What you should do: Answer with a single number: how many lines in the listing below include "Microsoft"?

Data supplied:
———
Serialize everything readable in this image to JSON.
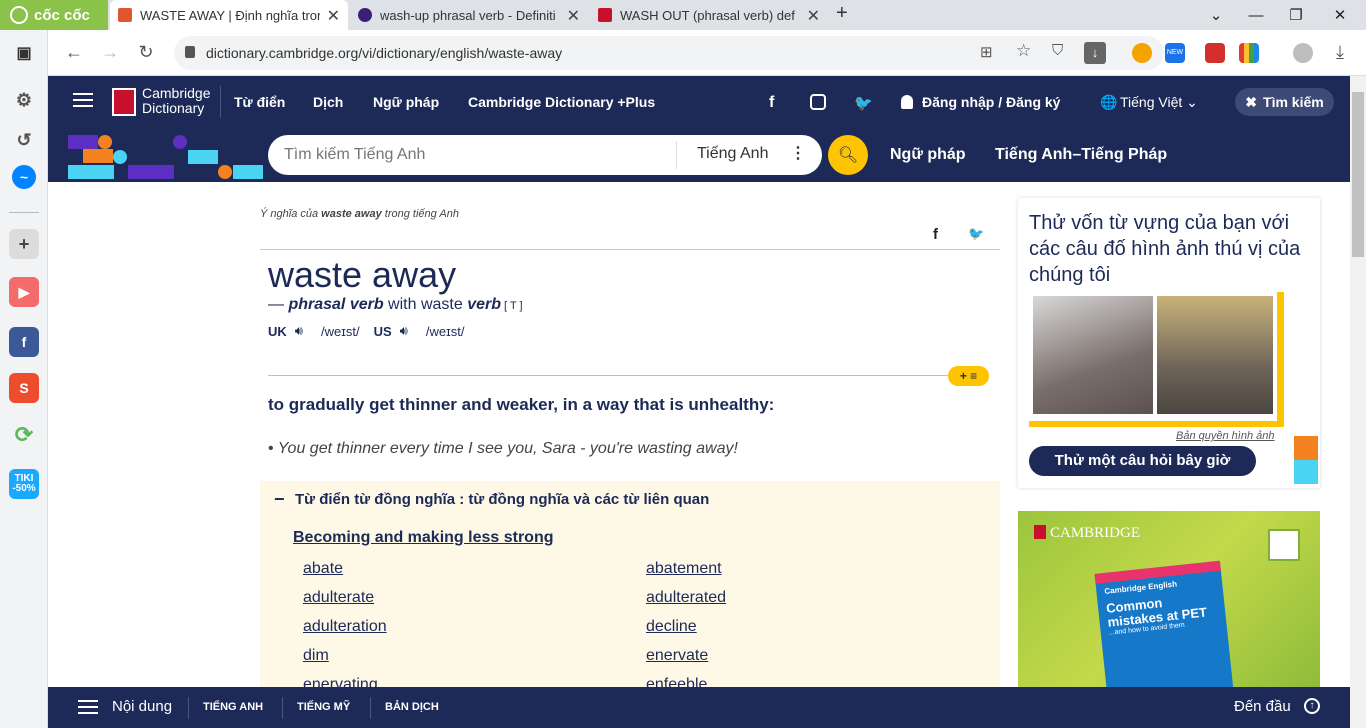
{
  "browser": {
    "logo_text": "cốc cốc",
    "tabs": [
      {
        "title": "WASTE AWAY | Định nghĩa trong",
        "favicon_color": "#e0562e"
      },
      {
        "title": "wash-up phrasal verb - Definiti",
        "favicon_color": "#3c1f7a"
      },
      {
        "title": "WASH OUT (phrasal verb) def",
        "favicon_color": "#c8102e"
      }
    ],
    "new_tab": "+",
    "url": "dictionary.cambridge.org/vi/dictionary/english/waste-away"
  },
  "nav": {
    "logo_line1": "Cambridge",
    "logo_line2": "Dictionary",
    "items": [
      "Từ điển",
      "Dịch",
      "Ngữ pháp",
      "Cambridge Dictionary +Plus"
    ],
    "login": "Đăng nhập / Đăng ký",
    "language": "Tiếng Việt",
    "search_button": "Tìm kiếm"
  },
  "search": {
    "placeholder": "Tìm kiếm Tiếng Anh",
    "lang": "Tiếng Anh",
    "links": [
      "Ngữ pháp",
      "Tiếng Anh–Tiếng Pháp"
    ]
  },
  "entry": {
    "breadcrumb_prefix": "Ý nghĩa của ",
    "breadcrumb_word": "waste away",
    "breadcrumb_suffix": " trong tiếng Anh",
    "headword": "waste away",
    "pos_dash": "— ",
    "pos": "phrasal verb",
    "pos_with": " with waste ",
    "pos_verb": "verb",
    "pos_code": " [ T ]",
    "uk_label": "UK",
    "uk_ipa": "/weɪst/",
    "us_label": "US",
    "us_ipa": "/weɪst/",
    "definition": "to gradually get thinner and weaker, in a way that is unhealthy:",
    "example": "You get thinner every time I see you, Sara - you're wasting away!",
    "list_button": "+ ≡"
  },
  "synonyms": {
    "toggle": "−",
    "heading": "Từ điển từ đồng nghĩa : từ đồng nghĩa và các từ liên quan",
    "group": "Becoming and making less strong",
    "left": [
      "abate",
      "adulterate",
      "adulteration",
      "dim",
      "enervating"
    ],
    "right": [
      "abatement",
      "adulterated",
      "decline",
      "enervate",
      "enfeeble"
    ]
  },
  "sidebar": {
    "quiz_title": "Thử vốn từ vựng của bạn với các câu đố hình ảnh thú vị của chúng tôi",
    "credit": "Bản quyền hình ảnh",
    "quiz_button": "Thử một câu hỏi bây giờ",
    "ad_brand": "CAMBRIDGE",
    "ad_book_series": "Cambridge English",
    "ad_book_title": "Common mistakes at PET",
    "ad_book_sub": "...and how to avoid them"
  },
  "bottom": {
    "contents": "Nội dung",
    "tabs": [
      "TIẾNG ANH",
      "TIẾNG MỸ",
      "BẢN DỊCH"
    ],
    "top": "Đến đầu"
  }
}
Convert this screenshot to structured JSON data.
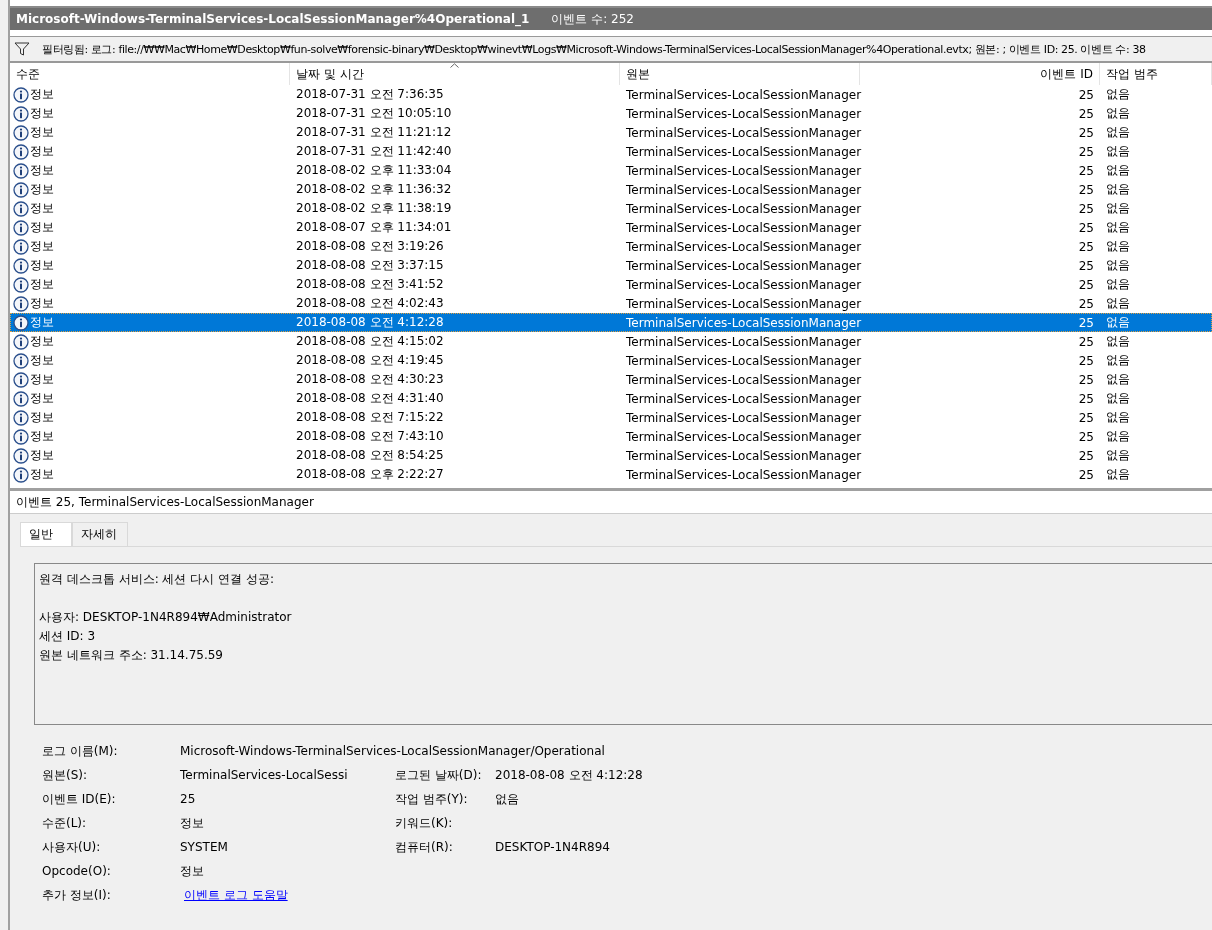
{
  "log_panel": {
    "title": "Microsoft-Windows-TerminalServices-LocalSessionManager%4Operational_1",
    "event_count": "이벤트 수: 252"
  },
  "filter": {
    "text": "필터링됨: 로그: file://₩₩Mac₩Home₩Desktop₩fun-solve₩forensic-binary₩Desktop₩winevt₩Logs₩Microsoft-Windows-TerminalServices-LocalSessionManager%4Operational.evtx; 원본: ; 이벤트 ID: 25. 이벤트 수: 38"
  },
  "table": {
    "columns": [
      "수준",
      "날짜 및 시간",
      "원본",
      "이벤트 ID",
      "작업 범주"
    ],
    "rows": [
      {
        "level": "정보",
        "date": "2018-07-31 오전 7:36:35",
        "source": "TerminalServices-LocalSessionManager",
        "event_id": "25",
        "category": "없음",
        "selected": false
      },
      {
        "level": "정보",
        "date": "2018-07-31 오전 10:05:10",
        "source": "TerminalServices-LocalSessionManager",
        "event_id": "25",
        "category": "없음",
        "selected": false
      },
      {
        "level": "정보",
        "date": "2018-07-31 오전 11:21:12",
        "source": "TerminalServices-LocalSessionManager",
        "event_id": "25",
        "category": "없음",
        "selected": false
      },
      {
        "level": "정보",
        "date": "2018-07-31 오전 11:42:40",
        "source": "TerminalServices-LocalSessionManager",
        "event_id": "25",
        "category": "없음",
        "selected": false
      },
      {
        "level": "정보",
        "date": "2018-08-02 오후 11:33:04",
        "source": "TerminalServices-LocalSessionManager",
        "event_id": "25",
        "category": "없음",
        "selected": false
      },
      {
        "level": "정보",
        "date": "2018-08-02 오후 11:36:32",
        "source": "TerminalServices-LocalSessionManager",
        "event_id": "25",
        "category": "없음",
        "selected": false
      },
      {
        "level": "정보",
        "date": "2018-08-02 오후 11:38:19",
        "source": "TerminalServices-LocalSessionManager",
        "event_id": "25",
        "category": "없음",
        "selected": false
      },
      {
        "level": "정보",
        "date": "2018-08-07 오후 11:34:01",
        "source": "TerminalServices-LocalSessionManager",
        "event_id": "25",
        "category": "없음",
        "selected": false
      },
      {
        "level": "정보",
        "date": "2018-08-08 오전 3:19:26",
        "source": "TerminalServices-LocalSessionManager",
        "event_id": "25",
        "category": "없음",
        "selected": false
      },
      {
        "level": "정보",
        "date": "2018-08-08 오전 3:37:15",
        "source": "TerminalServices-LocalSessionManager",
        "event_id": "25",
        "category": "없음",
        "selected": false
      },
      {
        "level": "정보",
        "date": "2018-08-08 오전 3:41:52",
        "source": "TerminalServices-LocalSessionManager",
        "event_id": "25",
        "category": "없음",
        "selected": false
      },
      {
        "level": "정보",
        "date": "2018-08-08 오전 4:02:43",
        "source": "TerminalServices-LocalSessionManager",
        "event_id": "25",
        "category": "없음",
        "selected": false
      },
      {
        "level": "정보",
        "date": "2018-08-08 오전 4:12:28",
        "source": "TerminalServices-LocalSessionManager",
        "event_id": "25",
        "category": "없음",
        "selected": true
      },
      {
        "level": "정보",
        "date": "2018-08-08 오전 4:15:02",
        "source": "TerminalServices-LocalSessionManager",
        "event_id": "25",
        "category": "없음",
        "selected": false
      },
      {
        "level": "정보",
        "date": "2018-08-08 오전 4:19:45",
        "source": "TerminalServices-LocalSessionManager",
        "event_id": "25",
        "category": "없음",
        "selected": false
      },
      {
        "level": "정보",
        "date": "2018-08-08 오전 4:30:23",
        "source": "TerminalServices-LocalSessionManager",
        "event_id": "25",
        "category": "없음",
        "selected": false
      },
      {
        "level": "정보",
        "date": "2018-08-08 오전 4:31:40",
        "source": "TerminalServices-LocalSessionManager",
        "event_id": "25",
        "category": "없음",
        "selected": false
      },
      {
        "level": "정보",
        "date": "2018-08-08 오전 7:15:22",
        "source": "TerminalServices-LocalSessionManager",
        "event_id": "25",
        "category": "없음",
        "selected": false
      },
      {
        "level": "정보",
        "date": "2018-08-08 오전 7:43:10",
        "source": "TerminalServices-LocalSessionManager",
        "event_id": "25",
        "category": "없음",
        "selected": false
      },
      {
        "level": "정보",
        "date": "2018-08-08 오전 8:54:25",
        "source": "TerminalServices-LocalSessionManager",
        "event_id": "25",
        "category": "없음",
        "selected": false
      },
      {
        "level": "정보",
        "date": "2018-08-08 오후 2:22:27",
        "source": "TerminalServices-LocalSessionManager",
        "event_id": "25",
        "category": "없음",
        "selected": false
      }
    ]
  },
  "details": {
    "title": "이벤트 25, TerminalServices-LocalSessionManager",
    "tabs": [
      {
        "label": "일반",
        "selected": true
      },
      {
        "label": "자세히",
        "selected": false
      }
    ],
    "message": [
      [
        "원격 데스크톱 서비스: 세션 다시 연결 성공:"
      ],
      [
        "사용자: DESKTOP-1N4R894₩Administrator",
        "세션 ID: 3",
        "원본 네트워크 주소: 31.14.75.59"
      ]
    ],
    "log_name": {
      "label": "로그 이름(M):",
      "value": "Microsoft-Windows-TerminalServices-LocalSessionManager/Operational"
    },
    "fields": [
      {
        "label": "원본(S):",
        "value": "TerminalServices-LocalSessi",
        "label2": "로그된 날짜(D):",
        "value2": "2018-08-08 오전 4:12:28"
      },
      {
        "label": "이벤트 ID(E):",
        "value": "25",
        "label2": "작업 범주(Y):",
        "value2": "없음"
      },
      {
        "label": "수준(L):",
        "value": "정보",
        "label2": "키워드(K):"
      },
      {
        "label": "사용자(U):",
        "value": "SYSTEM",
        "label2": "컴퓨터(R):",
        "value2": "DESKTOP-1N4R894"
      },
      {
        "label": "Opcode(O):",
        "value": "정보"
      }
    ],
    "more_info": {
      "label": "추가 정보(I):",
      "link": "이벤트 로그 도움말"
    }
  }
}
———
Solution for this exercise: 3